Moreover, Willy's downfall also exposes the flaws in the American Dream itself. The play critiques the idea that anyone, regardless of their talents or abilities, can achieve success and happiness through hard work and determination. Willy's tragic fate serves as a cautionary tale, highlighting the dangers of blindly chasing material wealth and social status.

In conclusion, Willy Loman in "Death of a Salesman" can be considered a tragic hero due to his hamartia, downfall, and the emotions he elicits from the audience. Through his character, Arthur Miller explores the tragic consequences of pursuing the American Dream and questions its validity in a society driven by materialistic values.

Examining the American Dream

The concept of the American Dream is a central theme in Arthur Miller's play, "Death of a Salesman". Throughout the play, Miller explores the idea of the American Dream and its effects on both individuals and society as a whole.

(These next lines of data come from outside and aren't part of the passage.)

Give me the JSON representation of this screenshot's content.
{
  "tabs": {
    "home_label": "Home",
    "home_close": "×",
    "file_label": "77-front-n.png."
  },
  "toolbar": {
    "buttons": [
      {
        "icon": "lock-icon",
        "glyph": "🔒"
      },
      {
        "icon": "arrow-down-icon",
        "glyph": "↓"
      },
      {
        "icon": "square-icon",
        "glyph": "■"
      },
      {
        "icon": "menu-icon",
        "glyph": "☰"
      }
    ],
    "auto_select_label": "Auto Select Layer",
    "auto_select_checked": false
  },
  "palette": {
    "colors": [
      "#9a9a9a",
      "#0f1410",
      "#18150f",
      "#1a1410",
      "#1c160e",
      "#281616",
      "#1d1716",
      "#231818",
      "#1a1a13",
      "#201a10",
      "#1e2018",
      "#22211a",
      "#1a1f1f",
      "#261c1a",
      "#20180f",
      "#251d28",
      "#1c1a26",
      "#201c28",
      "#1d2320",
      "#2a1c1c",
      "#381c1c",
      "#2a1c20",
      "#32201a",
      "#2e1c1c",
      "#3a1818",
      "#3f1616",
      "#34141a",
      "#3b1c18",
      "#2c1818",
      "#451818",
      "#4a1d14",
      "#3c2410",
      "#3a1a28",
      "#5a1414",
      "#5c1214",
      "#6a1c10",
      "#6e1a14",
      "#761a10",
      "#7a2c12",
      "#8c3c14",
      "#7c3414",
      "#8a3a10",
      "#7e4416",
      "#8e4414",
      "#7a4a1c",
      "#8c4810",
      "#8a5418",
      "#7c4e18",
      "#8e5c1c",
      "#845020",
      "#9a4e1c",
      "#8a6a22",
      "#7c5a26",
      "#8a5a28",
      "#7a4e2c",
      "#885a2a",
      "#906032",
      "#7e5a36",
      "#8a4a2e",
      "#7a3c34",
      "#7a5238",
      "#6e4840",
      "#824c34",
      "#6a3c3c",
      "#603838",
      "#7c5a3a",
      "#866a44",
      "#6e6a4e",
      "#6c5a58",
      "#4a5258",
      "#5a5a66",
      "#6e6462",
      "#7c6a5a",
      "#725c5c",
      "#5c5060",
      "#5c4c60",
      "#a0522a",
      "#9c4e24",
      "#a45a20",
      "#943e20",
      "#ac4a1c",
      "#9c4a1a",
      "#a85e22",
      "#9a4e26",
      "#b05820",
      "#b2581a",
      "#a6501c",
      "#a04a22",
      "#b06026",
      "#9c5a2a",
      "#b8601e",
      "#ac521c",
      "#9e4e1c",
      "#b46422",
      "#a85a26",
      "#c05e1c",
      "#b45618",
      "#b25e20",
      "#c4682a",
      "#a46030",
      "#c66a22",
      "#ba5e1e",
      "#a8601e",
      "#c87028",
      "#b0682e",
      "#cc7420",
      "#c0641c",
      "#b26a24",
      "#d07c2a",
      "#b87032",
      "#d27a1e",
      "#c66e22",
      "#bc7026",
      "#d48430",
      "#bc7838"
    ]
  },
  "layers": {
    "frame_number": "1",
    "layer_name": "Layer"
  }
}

The American Dream, as defined by the belief in opportunity and success, is deeply ingrained in Willy Loman's character. Willy believes that by working hard and being well-liked, he can achieve the success and status he desires. However, as the play unfolds, it becomes clear that the American Dream is perpetuated by false ideals and unrealistic expectations.

Willy's pursuit of the American Dream is ultimately his downfall. He becomes consumed by the pursuit of success and the need to be well-liked, leading him to lose touch with reality. His obsession with material success and constantly comparing himself to others only serves to reinforce the illusion of the American Dream.

Furthermore, Miller highlights the darker side of the American Dream by exploring how it can lead to the destruction of relationships and the disintegration of the family unit. Willy's relentless pursuit of success causes him to neglect his family, resulting in strained relationships with both his wife and sons.

The play also raises questions about the true nature of the American Dream. Is it a genuine opportunity for success, or is it simply a myth perpetuated by society to maintain the status quo? Miller suggests that the American Dream is a flawed concept, as it places too much emphasis on material wealth and superficial success, rather than personal fulfillment and happiness.

In conclusion, "Death of a Salesman" examines the American Dream and its impact on individuals and society. Through the character of Willy Loman, Miller portrays the destructive nature of the American Dream and raises important questions about its true value. Ultimately, the play serves as a critique of a society that values material wealth and success above all else, at the expense of personal happiness and genuine human connection.